Excerpts from an interface dataset
═══

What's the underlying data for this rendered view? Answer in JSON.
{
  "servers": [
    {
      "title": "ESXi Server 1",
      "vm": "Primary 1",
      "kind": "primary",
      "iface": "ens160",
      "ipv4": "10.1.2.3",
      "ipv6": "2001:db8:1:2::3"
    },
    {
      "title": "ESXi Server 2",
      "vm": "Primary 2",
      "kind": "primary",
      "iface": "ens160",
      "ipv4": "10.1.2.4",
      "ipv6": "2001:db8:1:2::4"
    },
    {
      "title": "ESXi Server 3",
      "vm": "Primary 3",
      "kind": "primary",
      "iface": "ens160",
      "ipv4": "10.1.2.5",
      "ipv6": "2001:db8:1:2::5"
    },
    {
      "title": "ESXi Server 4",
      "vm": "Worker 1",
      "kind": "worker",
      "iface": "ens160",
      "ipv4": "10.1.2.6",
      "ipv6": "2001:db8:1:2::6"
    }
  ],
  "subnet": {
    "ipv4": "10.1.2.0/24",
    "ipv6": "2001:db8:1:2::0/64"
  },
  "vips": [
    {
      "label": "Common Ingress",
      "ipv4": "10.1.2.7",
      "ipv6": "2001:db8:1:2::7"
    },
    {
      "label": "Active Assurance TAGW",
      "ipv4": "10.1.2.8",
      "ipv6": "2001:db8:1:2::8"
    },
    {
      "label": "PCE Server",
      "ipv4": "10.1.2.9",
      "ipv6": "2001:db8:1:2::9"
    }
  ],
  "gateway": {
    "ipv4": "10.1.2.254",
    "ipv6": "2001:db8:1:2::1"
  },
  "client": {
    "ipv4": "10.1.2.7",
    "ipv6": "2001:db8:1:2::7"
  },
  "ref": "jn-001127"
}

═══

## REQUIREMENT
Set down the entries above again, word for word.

## PROBLEM SOLUTION
What's the underlying data for this rendered view? Answer in JSON.
{
  "servers": [
    {
      "title": "ESXi Server 1",
      "vm": "Primary 1",
      "kind": "primary",
      "iface": "ens160",
      "ipv4": "10.1.2.3",
      "ipv6": "2001:db8:1:2::3"
    },
    {
      "title": "ESXi Server 2",
      "vm": "Primary 2",
      "kind": "primary",
      "iface": "ens160",
      "ipv4": "10.1.2.4",
      "ipv6": "2001:db8:1:2::4"
    },
    {
      "title": "ESXi Server 3",
      "vm": "Primary 3",
      "kind": "primary",
      "iface": "ens160",
      "ipv4": "10.1.2.5",
      "ipv6": "2001:db8:1:2::5"
    },
    {
      "title": "ESXi Server 4",
      "vm": "Worker 1",
      "kind": "worker",
      "iface": "ens160",
      "ipv4": "10.1.2.6",
      "ipv6": "2001:db8:1:2::6"
    }
  ],
  "subnet": {
    "ipv4": "10.1.2.0/24",
    "ipv6": "2001:db8:1:2::0/64"
  },
  "vips": [
    {
      "label": "Common Ingress",
      "ipv4": "10.1.2.7",
      "ipv6": "2001:db8:1:2::7"
    },
    {
      "label": "Active Assurance TAGW",
      "ipv4": "10.1.2.8",
      "ipv6": "2001:db8:1:2::8"
    },
    {
      "label": "PCE Server",
      "ipv4": "10.1.2.9",
      "ipv6": "2001:db8:1:2::9"
    }
  ],
  "gateway": {
    "ipv4": "10.1.2.254",
    "ipv6": "2001:db8:1:2::1"
  },
  "client": {
    "ipv4": "10.1.2.7",
    "ipv6": "2001:db8:1:2::7"
  },
  "ref": "jn-001127"
}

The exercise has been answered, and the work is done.